The rhetorician Polycrates included Socrates' responsibility for these political crimes in his Accusation of Socrates see Xenophon, Memorabilia I 2.Study Guide: Plato’s Ethics 1.
The ancient Greeks regarded agent evaluation (evaluating someone’s moral character) as more fundamental than act evaluation (evaluating particular actions).
The central ethical question they addressed was, “What sort of person should I be?” a. Eudaimonia is a central concept for the Greeks.
Dec 15, · Ethics are a system of moral principles and a branch of philosophy which defines what is good for individuals and society. At its simplest, ethics is a system of moral principles. They affect how. This is the official PHIL web site.
Here you will find the syllabus, handouts, study guides, reading assignments, written homework assignments, news, and other relevant information. This book compares the Republic and Nicomachean Ethics from a methodological perspective.
The first half argues that the Republic distinguishes between two levels of argument in the defence of justice, the ‘longer’ and ‘shorter’ routes. The longer is the ideal and aims at maximum precision, requiring knowledge of the Forms and a definition of the Good.

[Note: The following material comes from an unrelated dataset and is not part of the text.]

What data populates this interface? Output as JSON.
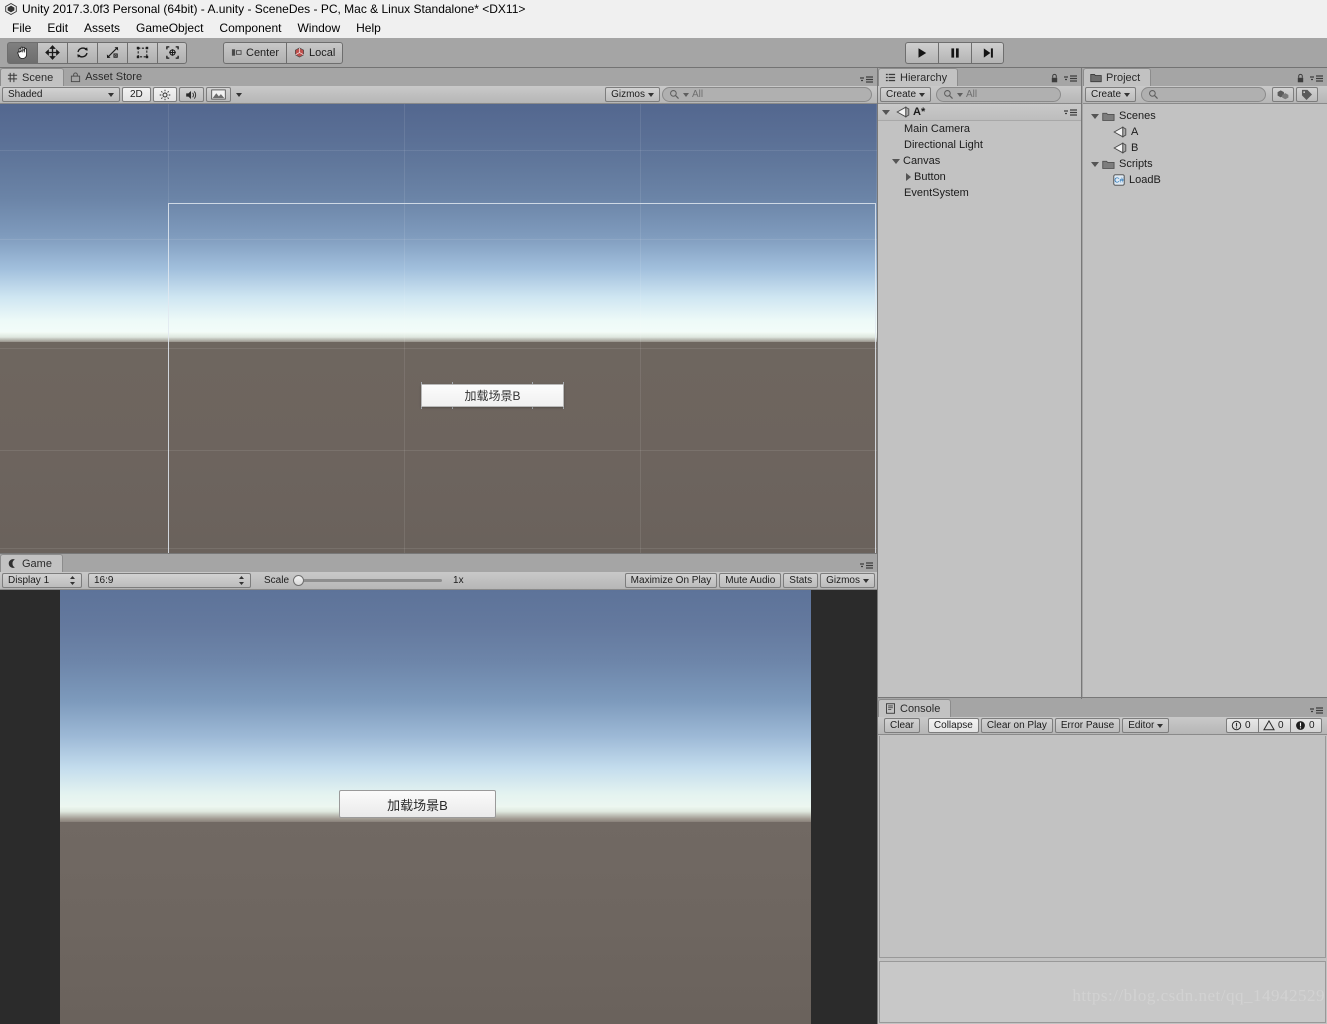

Ethics Study Guide. STUDY. PLAY. philosophy. The love of wisdom; the study of the big question about being, beauty, knowledge and right and wrong as well as the foundational principles of other disiplines. metaphysics. branch of philosophy that studies being. epistemology. Plato () was Socrates’ prized student.
From a wealthy and powerful family, his actual name was Aristocles -- Plato was a nickname, referring to his broad physique. When he was about twenty, he came under Socrates’ spell and decided to devote himself to philosophy.